SHOPIA: A silver lining in all the heavy snowfall that south Kashmir has seen in recent days is the cheer it has brought to farmers, apple growers, and orchardists. They as well as horticulture experts say that good snowfall in winter guarantees a good crop in the year ahead, ensuring plentiful water for irrigation of orchards and paddy fields in seasons of summer and autumn.
Majority of areas in south Kashmir have received two to four feet of snow in the past three days. Locals in Anantnag said that despite the chilling long winter this year, the district had received comparatively less snowfall than usual, until the recent spell which saw snow accumulating up to two feet.
In Kulgam’s DH Pora, local resident Bashir Ahmad Sheikh said that the latest snowfall was the heaviest in many years. He said people in Kulgam, despite facing many problems due to the inclement weather, were happy.
“Orchards are the sole means of our livelihood and the problems we face due to snowfall can be discounted when we consider prospects of a good crop ahead,” he said.

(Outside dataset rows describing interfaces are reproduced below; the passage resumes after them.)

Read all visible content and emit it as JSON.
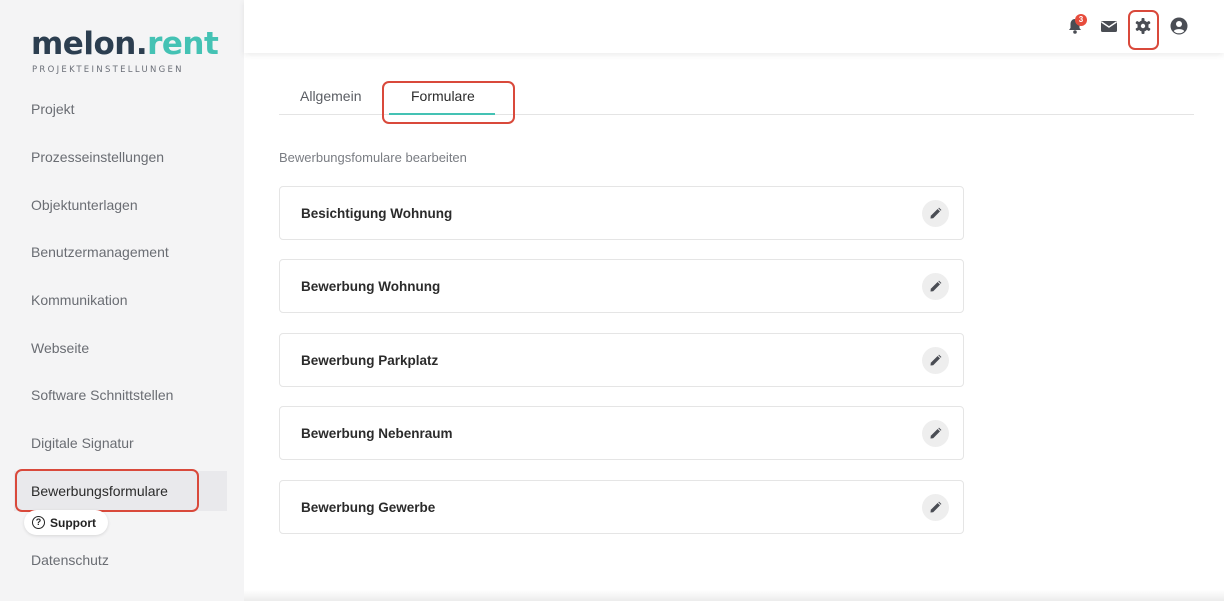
{
  "brand": {
    "name_part1": "melon.",
    "name_part2": "rent",
    "subtitle": "PROJEKTEINSTELLUNGEN"
  },
  "sidebar": {
    "items": [
      {
        "label": "Projekt",
        "icon": ""
      },
      {
        "label": "Prozesseinstellungen"
      },
      {
        "label": "Objektunterlagen"
      },
      {
        "label": "Benutzermanagement"
      },
      {
        "label": "Kommunikation"
      },
      {
        "label": "Webseite"
      },
      {
        "label": "Software Schnittstellen"
      },
      {
        "label": "Digitale Signatur"
      },
      {
        "label": "Bewerbungsformulare"
      },
      {
        "label": "Datenschutz"
      }
    ],
    "active_index": 8
  },
  "support": {
    "label": "Support",
    "icon": "question-circle-icon"
  },
  "topbar": {
    "notification_count": "3",
    "icons": [
      "bell-icon",
      "mail-icon",
      "gear-icon",
      "user-circle-icon"
    ]
  },
  "tabs": [
    {
      "label": "Allgemein",
      "active": false
    },
    {
      "label": "Formulare",
      "active": true
    }
  ],
  "section_title": "Bewerbungsfomulare bearbeiten",
  "forms": [
    {
      "label": "Besichtigung Wohnung"
    },
    {
      "label": "Bewerbung Wohnung"
    },
    {
      "label": "Bewerbung Parkplatz"
    },
    {
      "label": "Bewerbung Nebenraum"
    },
    {
      "label": "Bewerbung Gewerbe"
    }
  ],
  "colors": {
    "accent": "#44c2b4",
    "highlight": "#d9493b",
    "badge": "#e74c3c",
    "logo_dark": "#2c3e50"
  }
}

According to horticulture experts, plentiful snow not only maintains the water table but also leads to timely sprouting of trees, raising not just the yield but also the quality of fruits.

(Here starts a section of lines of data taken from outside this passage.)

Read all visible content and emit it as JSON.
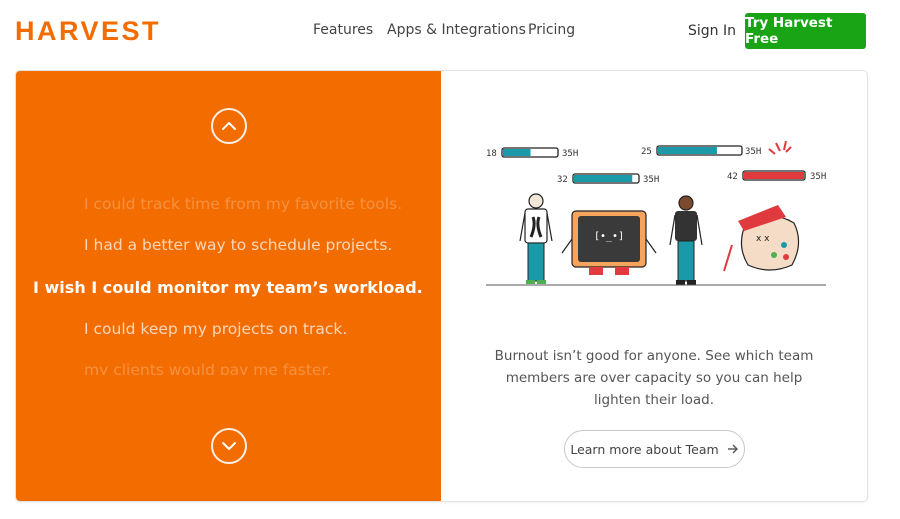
{
  "header": {
    "logo": "HARVEST",
    "nav": [
      "Features",
      "Apps & Integrations",
      "Pricing"
    ],
    "sign_in": "Sign In",
    "cta": "Try Harvest Free"
  },
  "rotator": {
    "phrases": [
      "I could track time from my favorite tools.",
      "I had a better way to schedule projects.",
      "I wish I could monitor my team’s workload.",
      "I could keep my projects on track.",
      "my clients would pay me faster."
    ],
    "active_index": 2
  },
  "illustration": {
    "bars": [
      {
        "value": "18",
        "max": "35H",
        "fill": 0.51
      },
      {
        "value": "25",
        "max": "35H",
        "fill": 0.71
      },
      {
        "value": "32",
        "max": "35H",
        "fill": 0.91
      },
      {
        "value": "42",
        "max": "35H",
        "fill": 1.2
      }
    ]
  },
  "team": {
    "description": "Burnout isn’t good for anyone. See which team members are over capacity so you can help lighten their load.",
    "button": "Learn more about Team"
  },
  "colors": {
    "brand_orange": "#f36c00",
    "cta_green": "#18a415",
    "bar_teal": "#1a9aa8",
    "bar_red": "#e03a3e"
  }
}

Residents of Pulwama’s Kakpora belt said they were happy as farmers last year had not been able to sow paddy due to shortage of water, a result of less snow in winter.

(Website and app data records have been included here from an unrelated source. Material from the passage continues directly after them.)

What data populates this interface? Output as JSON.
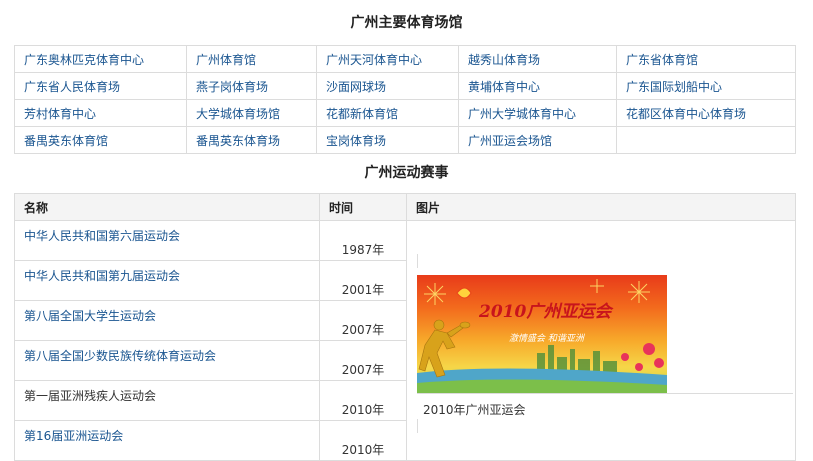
{
  "sections": {
    "venues_title": "广州主要体育场馆",
    "events_title": "广州运动赛事"
  },
  "venues": [
    [
      "广东奥林匹克体育中心",
      "广州体育馆",
      "广州天河体育中心",
      "越秀山体育场",
      "广东省体育馆"
    ],
    [
      "广东省人民体育场",
      "燕子岗体育场",
      "沙面网球场",
      "黄埔体育中心",
      "广东国际划船中心"
    ],
    [
      "芳村体育中心",
      "大学城体育场馆",
      "花都新体育馆",
      "广州大学城体育中心",
      "花都区体育中心体育场"
    ],
    [
      "番禺英东体育馆",
      "番禺英东体育场",
      "宝岗体育场",
      "广州亚运会场馆",
      ""
    ]
  ],
  "events_table": {
    "headers": {
      "name": "名称",
      "time": "时间",
      "picture": "图片"
    },
    "rows": [
      {
        "name": "中华人民共和国第六届运动会",
        "year": "1987年",
        "linked": true
      },
      {
        "name": "中华人民共和国第九届运动会",
        "year": "2001年",
        "linked": true
      },
      {
        "name": "第八届全国大学生运动会",
        "year": "2007年",
        "linked": true
      },
      {
        "name": "第八届全国少数民族传统体育运动会",
        "year": "2007年",
        "linked": true
      },
      {
        "name": "第一届亚洲残疾人运动会",
        "year": "2010年",
        "linked": false
      },
      {
        "name": "第16届亚洲运动会",
        "year": "2010年",
        "linked": true
      }
    ],
    "picture": {
      "banner_title": "2010广州亚运会",
      "banner_slogan": "激情盛会  和谐亚洲",
      "caption": "2010年广州亚运会"
    }
  },
  "colors": {
    "link": "#1a5590",
    "border": "#dcdcdc",
    "header_bg": "#f4f4f4"
  }
}
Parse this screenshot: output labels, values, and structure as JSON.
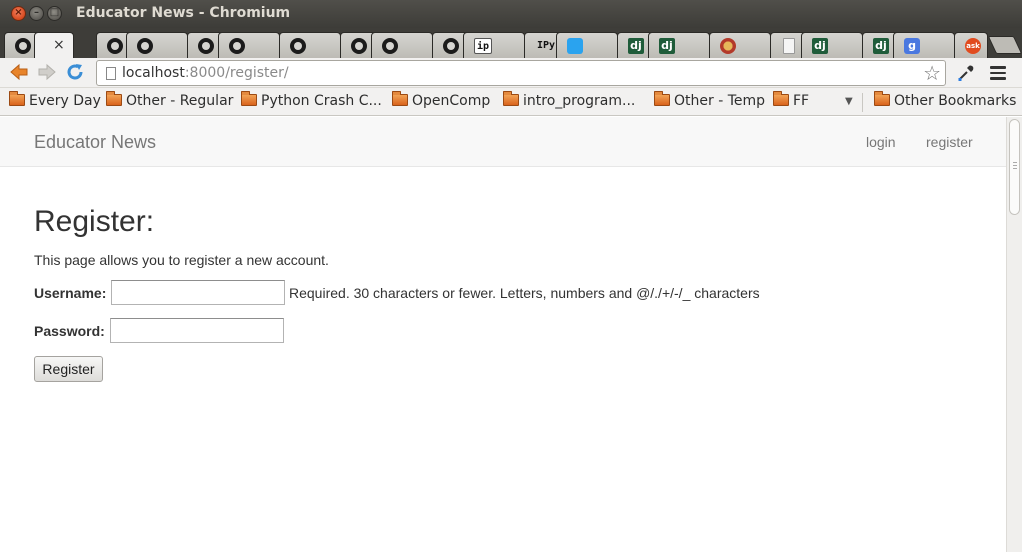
{
  "window": {
    "title": "Educator News - Chromium",
    "controls": {
      "close": "×",
      "minimize": "–",
      "maximize": "□"
    }
  },
  "tabs": [
    {
      "icon": "github-icon"
    },
    {
      "icon": "none",
      "active": true,
      "close": "×"
    },
    {
      "icon": "github-icon"
    },
    {
      "icon": "github-icon"
    },
    {
      "icon": "github-icon"
    },
    {
      "icon": "github-icon"
    },
    {
      "icon": "github-icon"
    },
    {
      "icon": "github-icon"
    },
    {
      "icon": "github-icon"
    },
    {
      "icon": "github-icon"
    },
    {
      "icon": "ip-icon",
      "text": "ip"
    },
    {
      "icon": "ipython-icon",
      "text": "IPy"
    },
    {
      "icon": "twitter-icon"
    },
    {
      "icon": "django-icon",
      "text": "dj"
    },
    {
      "icon": "django-icon",
      "text": "dj"
    },
    {
      "icon": "character-icon"
    },
    {
      "icon": "document-icon"
    },
    {
      "icon": "django-icon",
      "text": "dj"
    },
    {
      "icon": "django-icon",
      "text": "dj"
    },
    {
      "icon": "google-icon",
      "text": "g"
    },
    {
      "icon": "ask-icon",
      "text": "ask"
    }
  ],
  "toolbar": {
    "url_host": "localhost",
    "url_path": ":8000/register/"
  },
  "bookmarks": {
    "items": [
      "Every Day",
      "Other - Regular",
      "Python Crash C...",
      "OpenComp",
      "intro_program...",
      "Other - Temp",
      "FF"
    ],
    "overflow": "▼",
    "other": "Other Bookmarks"
  },
  "page": {
    "brand": "Educator News",
    "nav": {
      "login": "login",
      "register": "register"
    },
    "heading": "Register:",
    "intro": "This page allows you to register a new account.",
    "username_label": "Username:",
    "username_value": "",
    "username_help": "Required. 30 characters or fewer. Letters, numbers and @/./+/-/_ characters",
    "password_label": "Password:",
    "password_value": "",
    "submit_label": "Register"
  }
}
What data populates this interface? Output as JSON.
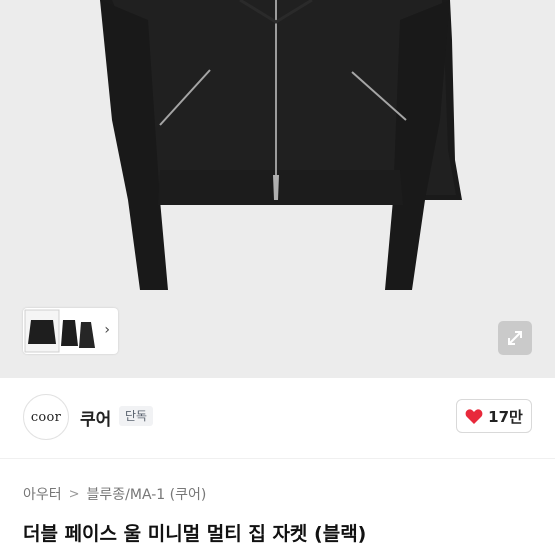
{
  "product": {
    "title": "더블 페이스 울 미니멀 멀티 집 자켓 (블랙)",
    "breadcrumb": [
      "아우터",
      "블루종/MA-1 (쿠어)"
    ]
  },
  "seller": {
    "logo_text": "coor",
    "name": "쿠어",
    "badge": "단독"
  },
  "likes": {
    "count": "17만"
  },
  "gallery": {
    "thumbnail_count": 3,
    "next_icon": "chevron-right-icon",
    "expand_icon": "expand-icon"
  },
  "colors": {
    "like_heart": "#e8293b",
    "badge_bg": "#f1f2f4",
    "image_bg": "#ececec"
  }
}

“We hope this year we would be able to sow paddy as there has been sufficient snowfall,” said Liyakat Ahmad Lone, a farmer in Kakpora.
Snow deposited at higher altitudes melts in summer to provide a constant and sufficient supply of water for irrigation purposes. According to weather experts, the higher altitudes last year witnessed very less snowfall, which led to shortage of irrigation water. The experts said that this year’s snowfall will prove beneficial for both agriculture and horticulture. There will also be sufficient drinking water round the year, they said.
The heavy snowfall this week has caused some damage to apple orchards but it is nowhere as much as that caused by the unseasonal snowfall on November 3 last year. Lakhs of apple trees were damaged by that snowfall, especially in south Kashmir, inflicting heavy losses on fruit growers and traders. The government provided orchardists some compensation but it was so low that people complained it was not even enough to buy the ropes used to bind damaged branches of trees.
Horticulture scientists say that snow also keeps diseases at bay from orchards. They advised orchardists to drain out accumulated water from orchards and fields to prevent excess absorption in soil.